Data:
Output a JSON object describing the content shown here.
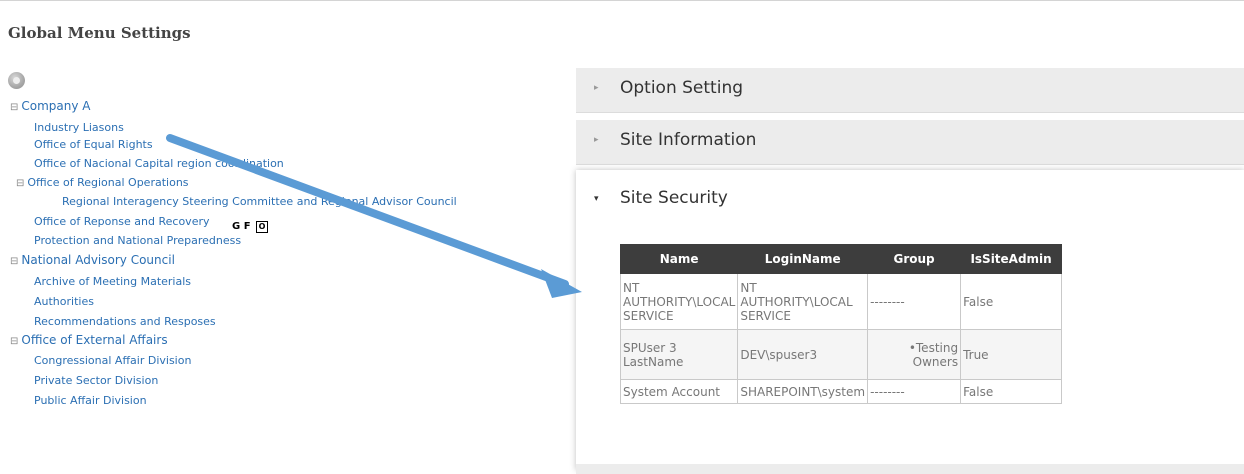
{
  "page": {
    "title": "Global Menu Settings"
  },
  "tree": {
    "icon": "gear-icon",
    "nodes": [
      {
        "label": "Company A",
        "toggle": "⊟",
        "level": 0
      },
      {
        "label": "Industry Liasons",
        "level": 1
      },
      {
        "label": "Office of Equal Rights",
        "level": 1
      },
      {
        "label": "Office of Nacional Capital region coordination",
        "level": 1
      },
      {
        "label": "Office of Regional Operations",
        "toggle": "⊟",
        "level": 1
      },
      {
        "label": "Regional Interagency Steering Committee and Regional Advisor Council",
        "level": 2
      },
      {
        "label": "Office of Reponse and Recovery",
        "level": 1
      },
      {
        "label": "Protection and National Preparedness",
        "level": 1
      },
      {
        "label": "National Advisory Council",
        "toggle": "⊟",
        "level": 0
      },
      {
        "label": "Archive of Meeting Materials",
        "level": 1
      },
      {
        "label": "Authorities",
        "level": 1
      },
      {
        "label": "Recommendations and Resposes",
        "level": 1
      },
      {
        "label": "Office of External Affairs",
        "toggle": "⊟",
        "level": 0
      },
      {
        "label": "Congressional Affair Division",
        "level": 1
      },
      {
        "label": "Private Sector Division",
        "level": 1
      },
      {
        "label": "Public Affair Division",
        "level": 1
      }
    ],
    "controls": {
      "g": "G",
      "f": "F",
      "o": "O"
    }
  },
  "accordion": {
    "option_setting": "Option Setting",
    "site_information": "Site Information",
    "site_security": "Site Security"
  },
  "security_table": {
    "headers": [
      "Name",
      "LoginName",
      "Group",
      "IsSiteAdmin"
    ],
    "rows": [
      {
        "name": "NT AUTHORITY\\LOCAL SERVICE",
        "login": "NT AUTHORITY\\LOCAL SERVICE",
        "group": "--------",
        "admin": "False"
      },
      {
        "name": "SPUser 3 LastName",
        "login": "DEV\\spuser3",
        "group": "Testing Owners",
        "admin": "True"
      },
      {
        "name": "System Account",
        "login": "SHAREPOINT\\system",
        "group": "--------",
        "admin": "False"
      }
    ]
  },
  "colors": {
    "link": "#2b6fb3",
    "arrow": "#5b9bd5",
    "table_header": "#3d3d3d"
  }
}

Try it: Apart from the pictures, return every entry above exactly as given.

Your solution:
Output a JSON object describing the content shown here.
{
  "page": {
    "title": "Global Menu Settings"
  },
  "tree": {
    "icon": "gear-icon",
    "nodes": [
      {
        "label": "Company A",
        "toggle": "⊟",
        "level": 0
      },
      {
        "label": "Industry Liasons",
        "level": 1
      },
      {
        "label": "Office of Equal Rights",
        "level": 1
      },
      {
        "label": "Office of Nacional Capital region coordination",
        "level": 1
      },
      {
        "label": "Office of Regional Operations",
        "toggle": "⊟",
        "level": 1
      },
      {
        "label": "Regional Interagency Steering Committee and Regional Advisor Council",
        "level": 2
      },
      {
        "label": "Office of Reponse and Recovery",
        "level": 1
      },
      {
        "label": "Protection and National Preparedness",
        "level": 1
      },
      {
        "label": "National Advisory Council",
        "toggle": "⊟",
        "level": 0
      },
      {
        "label": "Archive of Meeting Materials",
        "level": 1
      },
      {
        "label": "Authorities",
        "level": 1
      },
      {
        "label": "Recommendations and Resposes",
        "level": 1
      },
      {
        "label": "Office of External Affairs",
        "toggle": "⊟",
        "level": 0
      },
      {
        "label": "Congressional Affair Division",
        "level": 1
      },
      {
        "label": "Private Sector Division",
        "level": 1
      },
      {
        "label": "Public Affair Division",
        "level": 1
      }
    ],
    "controls": {
      "g": "G",
      "f": "F",
      "o": "O"
    }
  },
  "accordion": {
    "option_setting": "Option Setting",
    "site_information": "Site Information",
    "site_security": "Site Security"
  },
  "security_table": {
    "headers": [
      "Name",
      "LoginName",
      "Group",
      "IsSiteAdmin"
    ],
    "rows": [
      {
        "name": "NT AUTHORITY\\LOCAL SERVICE",
        "login": "NT AUTHORITY\\LOCAL SERVICE",
        "group": "--------",
        "admin": "False"
      },
      {
        "name": "SPUser 3 LastName",
        "login": "DEV\\spuser3",
        "group": "Testing Owners",
        "admin": "True"
      },
      {
        "name": "System Account",
        "login": "SHAREPOINT\\system",
        "group": "--------",
        "admin": "False"
      }
    ]
  },
  "colors": {
    "link": "#2b6fb3",
    "arrow": "#5b9bd5",
    "table_header": "#3d3d3d"
  }
}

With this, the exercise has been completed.